The problem: Lines with "bnUSD": please show every one of them from the listing below.

Supplied data:
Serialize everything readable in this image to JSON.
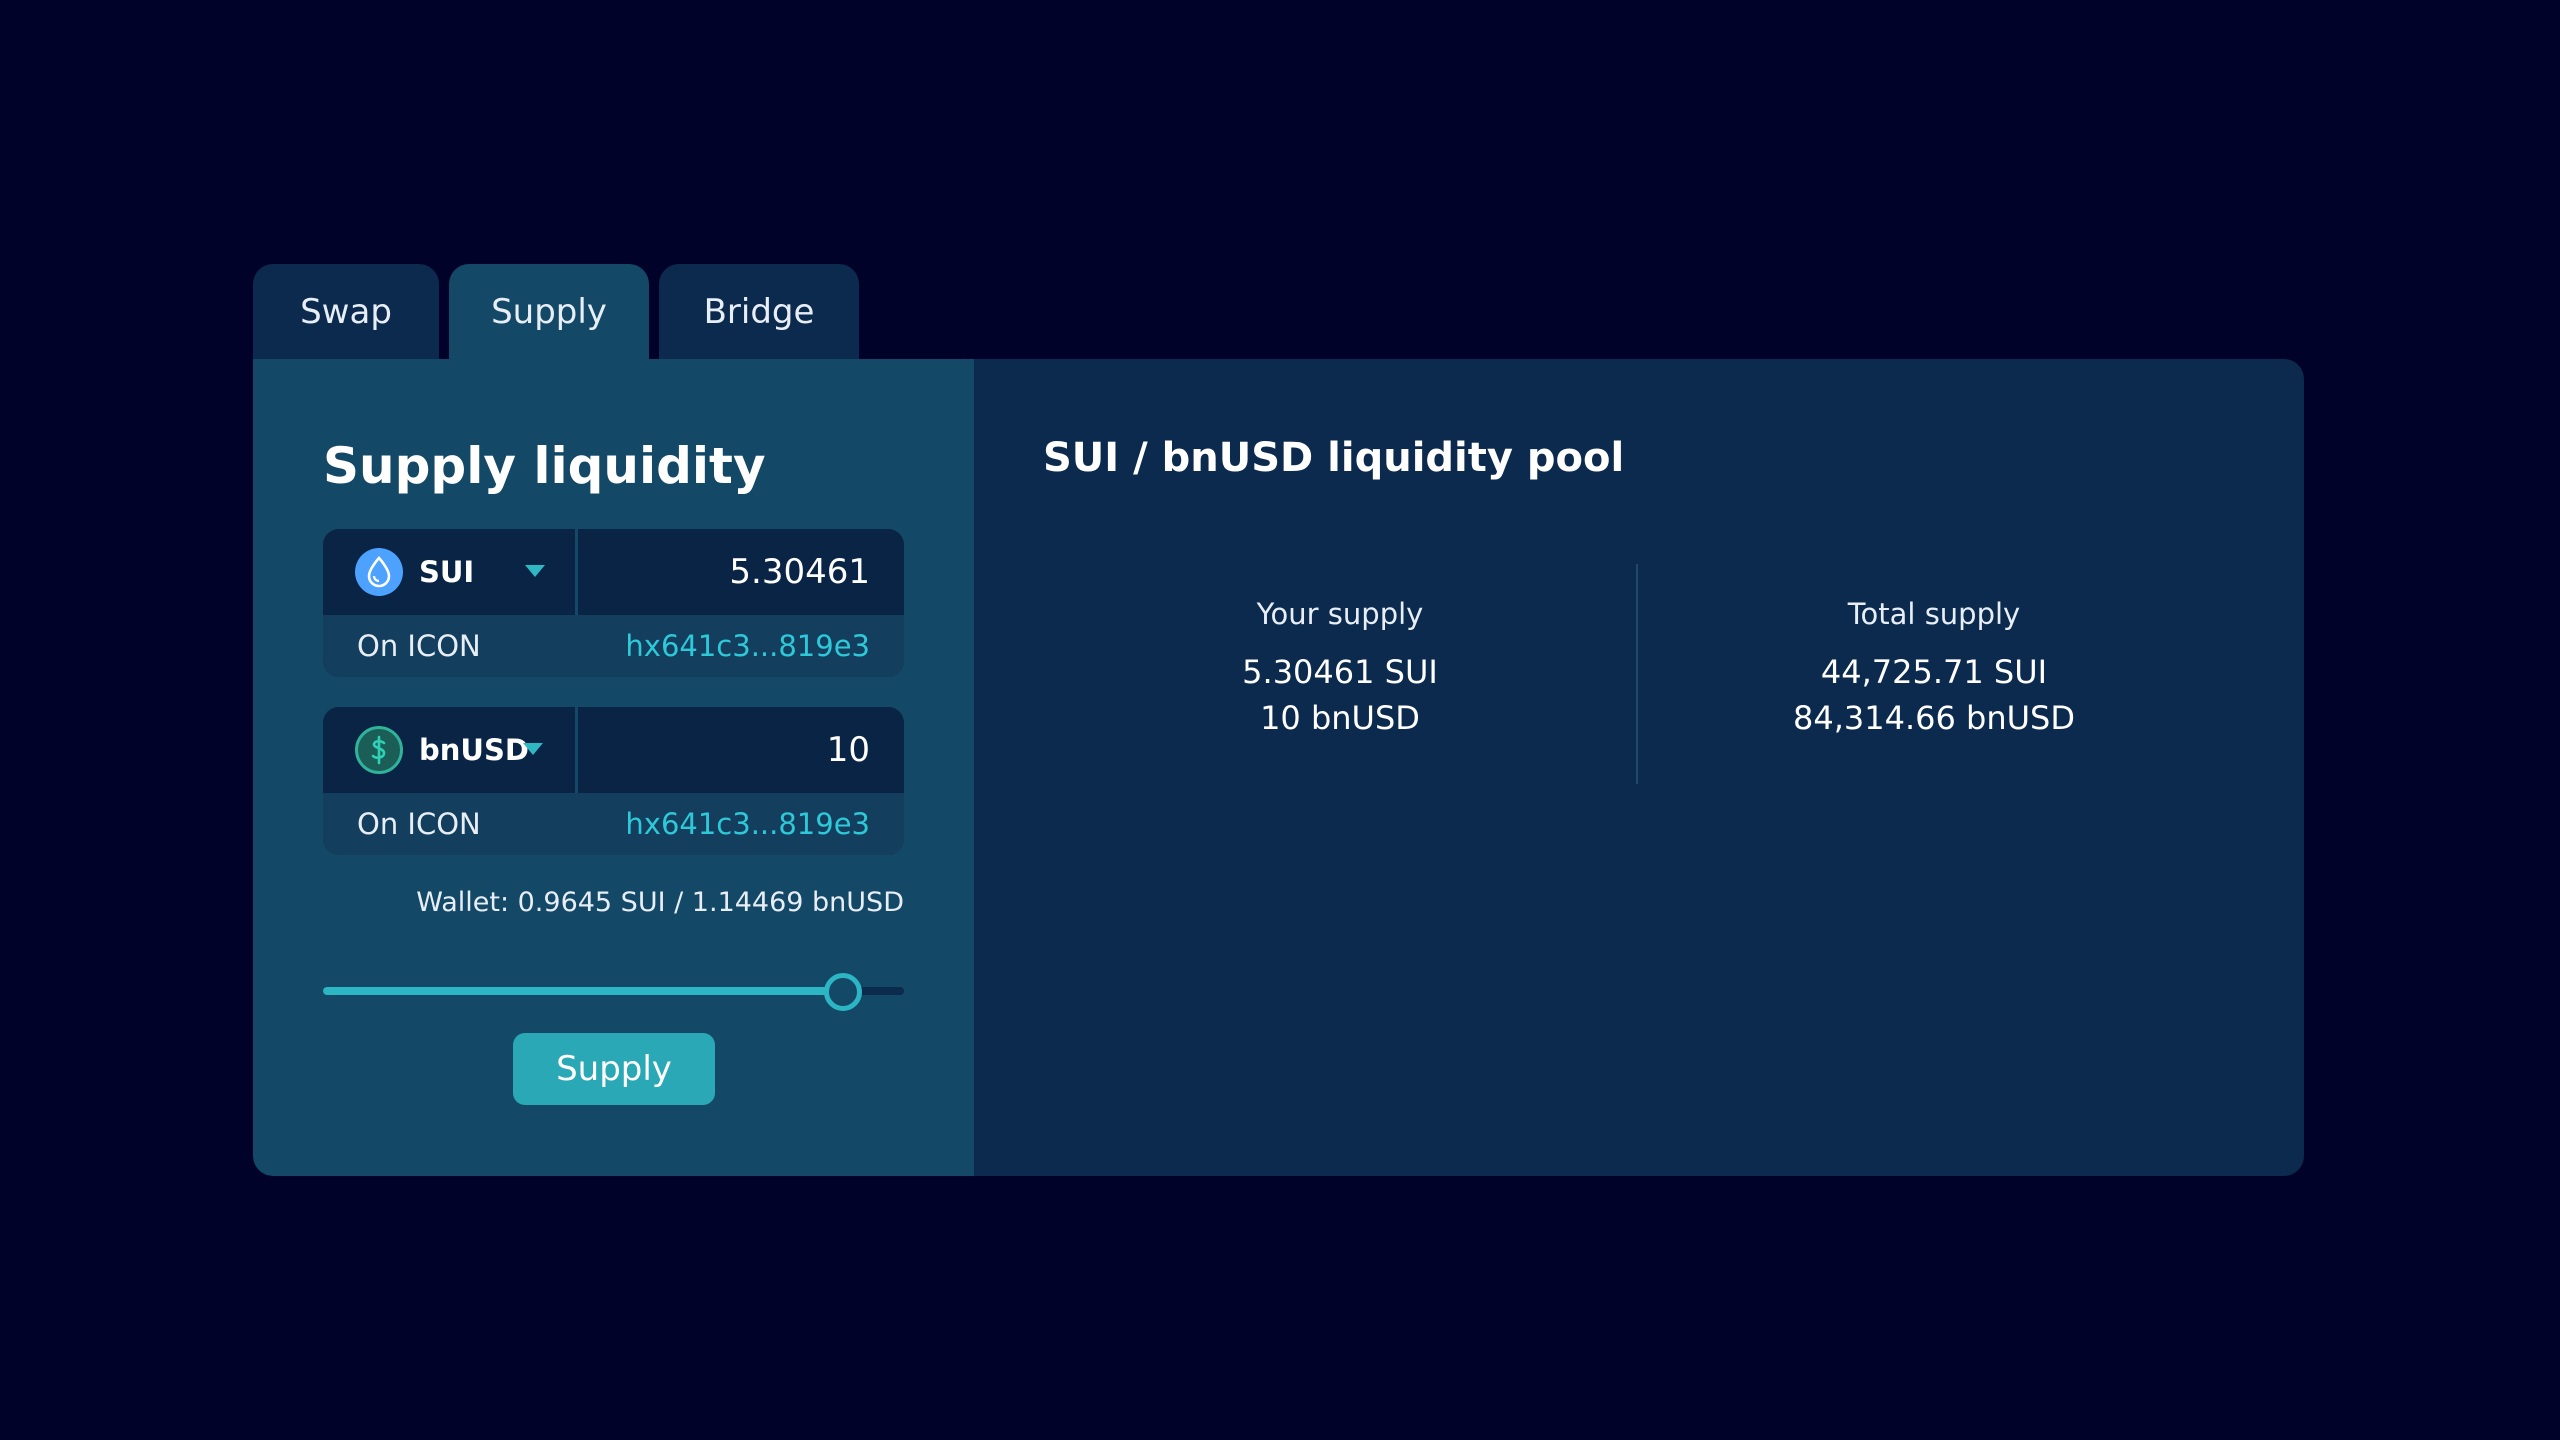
{
  "tabs": [
    {
      "label": "Swap",
      "active": false
    },
    {
      "label": "Supply",
      "active": true
    },
    {
      "label": "Bridge",
      "active": false
    }
  ],
  "supply_form": {
    "title": "Supply liquidity",
    "assets": [
      {
        "symbol": "SUI",
        "icon": "sui-droplet-icon",
        "icon_color": "#4da2ff",
        "amount": "5.30461",
        "network": "On ICON",
        "address": "hx641c3...819e3"
      },
      {
        "symbol": "bnUSD",
        "icon": "dollar-coin-icon",
        "icon_color": "#2fb39a",
        "amount": "10",
        "network": "On ICON",
        "address": "hx641c3...819e3"
      }
    ],
    "wallet": "Wallet: 0.9645 SUI / 1.14469 bnUSD",
    "slider_fraction": 0.895,
    "button_label": "Supply"
  },
  "pool": {
    "title": "SUI / bnUSD liquidity pool",
    "your_supply": {
      "label": "Your supply",
      "lines": [
        "5.30461 SUI",
        "10 bnUSD"
      ]
    },
    "total_supply": {
      "label": "Total supply",
      "lines": [
        "44,725.71 SUI",
        "84,314.66 bnUSD"
      ]
    }
  },
  "colors": {
    "background": "#01022a",
    "panel": "#0c2a4d",
    "panel_active": "#144867",
    "accent": "#2aa8b6",
    "link": "#2ec9d8"
  }
}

Output:
        "symbol": "bnUSD",
    "wallet": "Wallet: 0.9645 SUI / 1.14469 bnUSD",
    "title": "SUI / bnUSD liquidity pool",
        "10 bnUSD"
        "84,314.66 bnUSD"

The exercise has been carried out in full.